Exxon Mobil Corporation is set to face strike action at its Port Jerome refinery. Oil workers, who are members of the CGT & FO unions voted in favor of strike action. Port Jerome, began operating in 1993 churns out around 240,000 barrels of crude oil per day.
Proposed Labor Law Results in Strike Action
The employees at Port Jerome will join the nationwide protest that began in March 2016.
The unions stated that the strike and blockade of the refinery will try to prevent crude oil and other products from leaving or entering the refinery. The strike & blockade will begin at 4AM GMT (11PM EST.)
On Monday, a spokesperson for Exxon Mobil Corporation told Reuters that the strike which has proven to affect output of their rival’s refineries has had no impact on Exxon Mobil Corporation’s output.
The energy giant has been operating in France for more than 100 years. Their employees are going on strike over a proposed labor law.
Exxon Mobil Corporation May Acquire ConocoPhillips
In other related news, Jonathan Weber at Seeking Alpha published an article suggesting that the firm may acquire ConocoPhillips . ConocoPhillips is an American firm that is based in Houston, Texas. It is a Fortune 500 company, and had total assets worth in excess of $110 billion (as of 2012.) As of 2016, the firm has nearly 16,000 employees.
Exxon Mobil Corporation has the required funding & finance available (in order to make a large acquisition.) Acquiring ConocoPhillips now would be good timing, as low oil prices have caused their shares to slump in value, from around $64 in May 2015, to $43.59 (as the market closed on Monday 23rd May.) This decrease in value (of around 40%) gives ConocoPhillips a market capitalisation of $54.26 billion.

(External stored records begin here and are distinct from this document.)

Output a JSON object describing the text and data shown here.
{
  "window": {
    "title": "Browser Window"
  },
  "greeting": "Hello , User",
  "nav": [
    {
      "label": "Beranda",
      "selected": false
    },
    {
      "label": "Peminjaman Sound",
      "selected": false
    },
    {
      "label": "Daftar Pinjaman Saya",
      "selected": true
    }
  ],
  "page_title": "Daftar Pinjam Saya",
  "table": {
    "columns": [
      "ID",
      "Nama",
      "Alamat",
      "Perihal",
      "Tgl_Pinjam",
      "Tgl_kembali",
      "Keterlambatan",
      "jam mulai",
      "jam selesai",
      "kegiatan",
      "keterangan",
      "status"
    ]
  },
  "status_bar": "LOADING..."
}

French oil giant Exxon Mobil may see this as a potentially lucrative investment opportunity.
Potentially Risky Acquisition

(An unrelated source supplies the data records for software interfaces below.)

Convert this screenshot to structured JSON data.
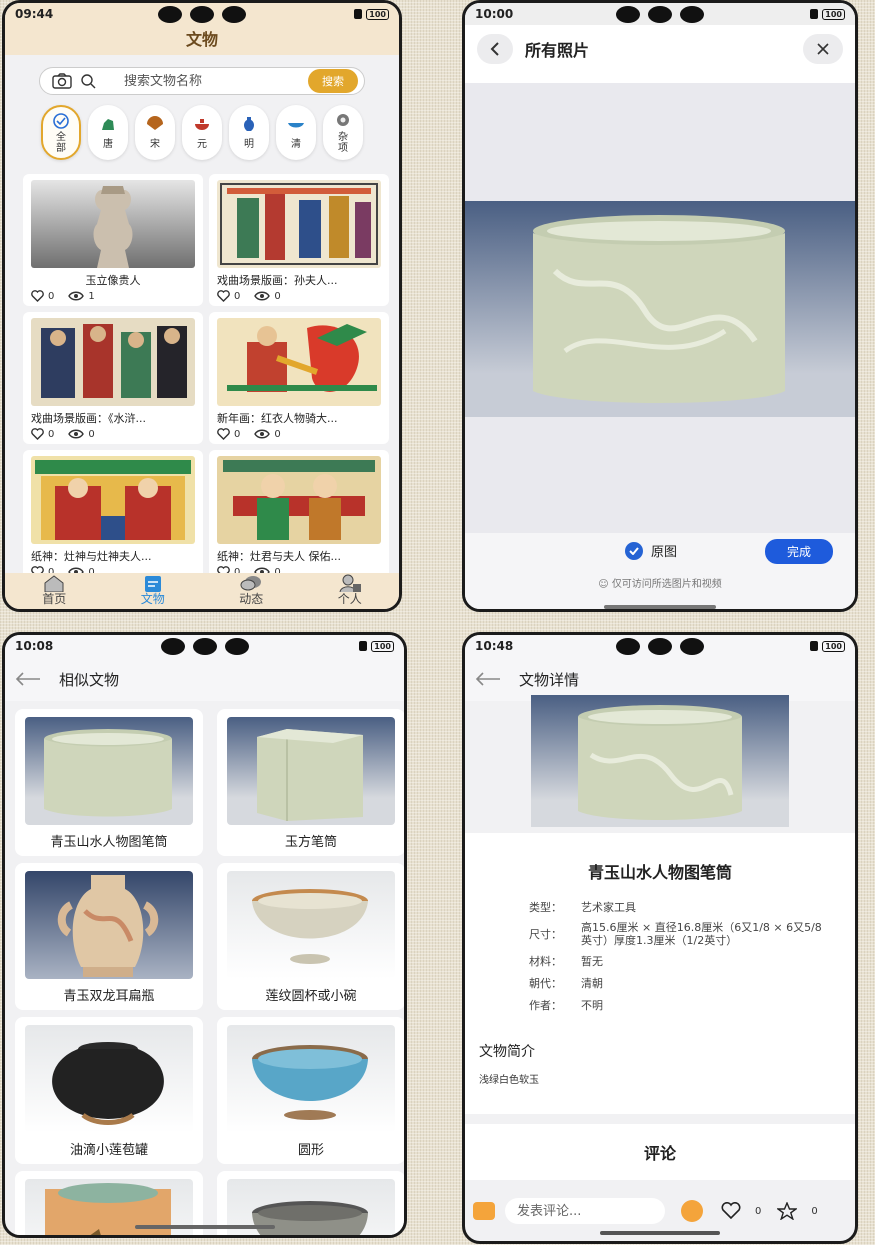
{
  "p1": {
    "time": "09:44",
    "battery": "100",
    "title": "文物",
    "search_placeholder": "搜索文物名称",
    "search_btn": "搜索",
    "categories": [
      "全部",
      "唐",
      "宋",
      "元",
      "明",
      "清",
      "杂项"
    ],
    "items": [
      {
        "title": "玉立像贵人",
        "likes": "0",
        "views": "1"
      },
      {
        "title": "戏曲场景版画：孙夫人...",
        "likes": "0",
        "views": "0"
      },
      {
        "title": "戏曲场景版画：《水浒...",
        "likes": "0",
        "views": "0"
      },
      {
        "title": "新年画：红衣人物骑大...",
        "likes": "0",
        "views": "0"
      },
      {
        "title": "纸神：灶神与灶神夫人...",
        "likes": "0",
        "views": "0"
      },
      {
        "title": "纸神：灶君与夫人 保佑...",
        "likes": "0",
        "views": "0"
      }
    ],
    "tabs": [
      "首页",
      "文物",
      "动态",
      "个人"
    ]
  },
  "p2": {
    "time": "10:00",
    "battery": "100",
    "title": "所有照片",
    "original": "原图",
    "done": "完成",
    "note": "仅可访问所选图片和视频"
  },
  "p3": {
    "time": "10:08",
    "battery": "100",
    "title": "相似文物",
    "items": [
      "青玉山水人物图笔筒",
      "玉方笔筒",
      "青玉双龙耳扁瓶",
      "莲纹圆杯或小碗",
      "油滴小莲苞罐",
      "圆形"
    ]
  },
  "p4": {
    "time": "10:48",
    "battery": "100",
    "title": "文物详情",
    "name": "青玉山水人物图笔筒",
    "props": [
      {
        "k": "类型：",
        "v": "艺术家工具"
      },
      {
        "k": "尺寸：",
        "v": "高15.6厘米 × 直径16.8厘米（6又1/8 × 6又5/8英寸）厚度1.3厘米（1/2英寸）"
      },
      {
        "k": "材料：",
        "v": "暂无"
      },
      {
        "k": "朝代：",
        "v": "清朝"
      },
      {
        "k": "作者：",
        "v": "不明"
      }
    ],
    "intro_title": "文物简介",
    "intro": "浅绿白色软玉",
    "comments_title": "评论",
    "comment_placeholder": "发表评论...",
    "likes": "0",
    "stars": "0"
  }
}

However, Exxon Mobil has also suffered as result of falling world oil prices, and there is no guarantee that oil prices will rise. This could see ConocoPhillips’ share price continue to fall, and generate a negative return on investment (ROI.)

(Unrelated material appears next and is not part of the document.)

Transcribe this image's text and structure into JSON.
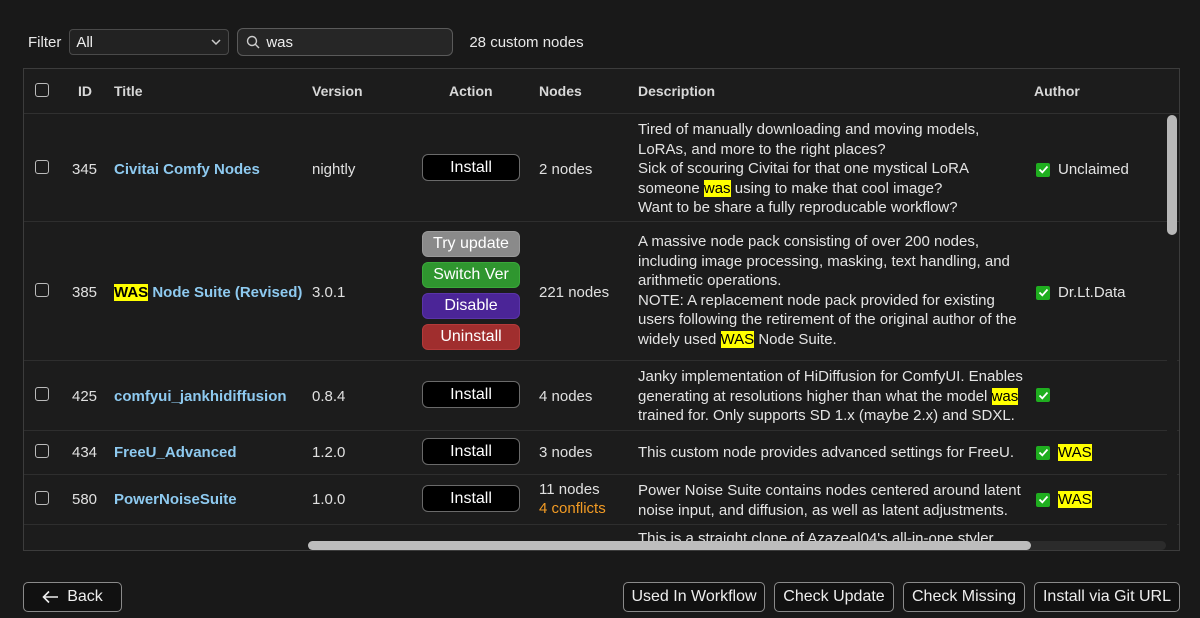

Exxon Mobil itself was formed as a result of a merger. In 1999 Exxon & Mobil merged together, with Mobil being valued at $74 billion. Several large mergers took place in the US oil industry in the 90s, with BP & Amoco also merging together.
Although oil prices have bounced back from the lows that we saw at the start of 2016 (the price of the Brent Crude fell below $30 a barrel), they are still relatively cheap & many investors remain bearish on crude oil & on firms operating in the oil & energy market. Lower oil prices squeeze profit margins for firms that extract & refine the oil, often resulting in losses.
The oil market continues to present several investment opportunities, with potential mergers & fluctuations in world oil prices offering traders volatility, & potentially large swings in prices (allowing for large profits, and losses to be made.) Some oil firms saw their stock increase in value (several weeks ago), as an increase in oil prices led to greater confidence.